Steve flying a plane get rid of some poison gas when he is literally in enemy territory and only has to avoid blowing up 4 fucking people, one of whom is near indestructible... Forgive me if I felt like that was a little forced.
How would you define it?
The fact that there was exposition :|
You gotta remember... this isn't a nuke.. There's no radioactive fallout.. No shrapnel... No destructive wave of energy. It's a gas that is burned. Meaning it's just a bigass fireball. Like I said, he could have literally just set a grenade and ran like hell... Or better yet, got all of his guys on the plane and then dropped the grenade on the gas from the sky. There are dozens if not hundreds of possible things he could have done to not die. That's why personally I feel like the low budget villains were wasted on WW's awesomeness, when they could have been better served as an overwhelming and suspenseful villain for Steve. And it would have given far more ways for him to die without it feeling so forced.
So then what about the ending did you find symbolic?

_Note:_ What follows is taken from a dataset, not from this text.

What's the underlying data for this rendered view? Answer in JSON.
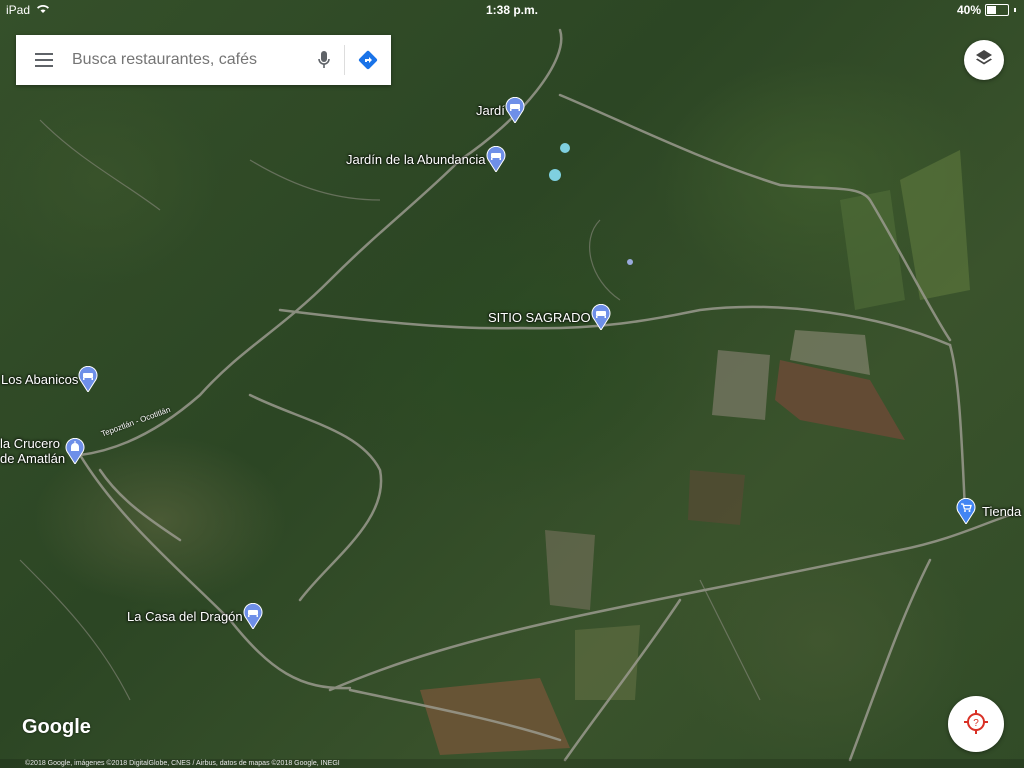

Was it the "power of love" part?
1. Wonder Woman's a babe, but there weren't any lingering shots of her booty. Just her kicking ass.

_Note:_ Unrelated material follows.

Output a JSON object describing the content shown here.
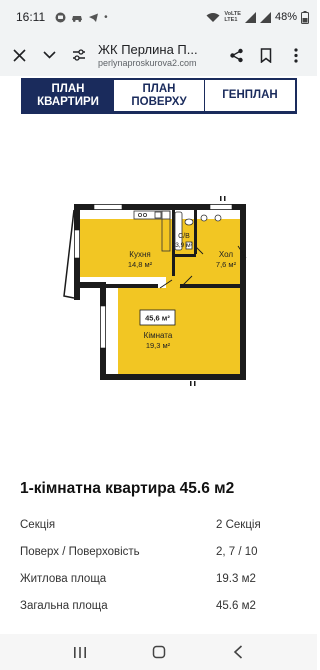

2. Men in movies usually do poor takes on women and feminism (except if you're George "Mad Max" Miller). Every bit of dialogue has to be about the gender wars, or about how women are so much better than the men. But in WW, everyone was on equal grounds. No one really made a big deal out of Diana being a girl in the war. There was the initial shock, sure, but no one drew much attention to it.
I also don't usually think about the director's gender when watching films, but with WW, it made all the difference. What I loved about it was that it wasn't about a woman proving she could fight just as well as her male counterparts, or that it wasn't just about a woman leading a superhero movie. It was just a straight-up action movie that just so happened to star a woman.
Gal Gadot is fucking hot.
Please use the fucking spoiler tags. I personally don't care because I don't care about the movie. But there are plenty of those who do and hasn't seen it. Please refer to the forum's FAQ regarding spoilers. I only edited a a few posts, but there are many more. If this movie came out 10 years ago, I wouldn't make such a fuss about it, but it just got released.
Stop ruining things for others because you're lazy and inconsiderate; use the tags.
my bad. I fixed my posts.
I still think the villains should not have been Steve's enemies since he is not the main character.
The plane scene made perfect sense to me.
I never said I found the ending symbolic.
Well said. I personally love media where a character isn't ascribed entirely to the feature that stands out most for them, like being a woman or being homosexual. to name a couple examples. A character "who is ____ but happens to be ____" is something I can always appreciate.
Thanks for replying.
Sorry, I sincerely forgot and/or did not believe I was spoiling. Inconsiderate, maybe unwittingly, but lazy? Nah.
Also isn't the title good enough as a disclaimer against spoilers within the thread? I ask this for future reference in case I make the same mistake I did here.
You never included the spoiler tag in the title--I had to do that for you guys because you weren't using the tags in the first place.
Also, discussing character deaths and plot development are big red flags for spoiler tags. I'm sincerely sorry for assuming you knew what spoiler material is.[/SPOILER]
Yes, Steve is not the main character.. But the warmonger and Dr.Poison are not the main villains either. As it stands, their only reason to exist was to try and "throw us off" from the real villain. Which could have just as easily been done without wasting them on Diana. (though I'd still have preferred Aries to have more presence than he did)
The Side Villains vs Diana = 5 seconds of action, with a villain against an overwhelming hero.
The Side Villains vs Steve = 15 minutes of suspense, with a hero against an overwhelming enemy.
Which would you have rather seen? See what I'm saying?
I tried to avoid it where I could in this thread. Thanks for adding the tag to the thread title and for editing the couple spoilers I did accidently reveal.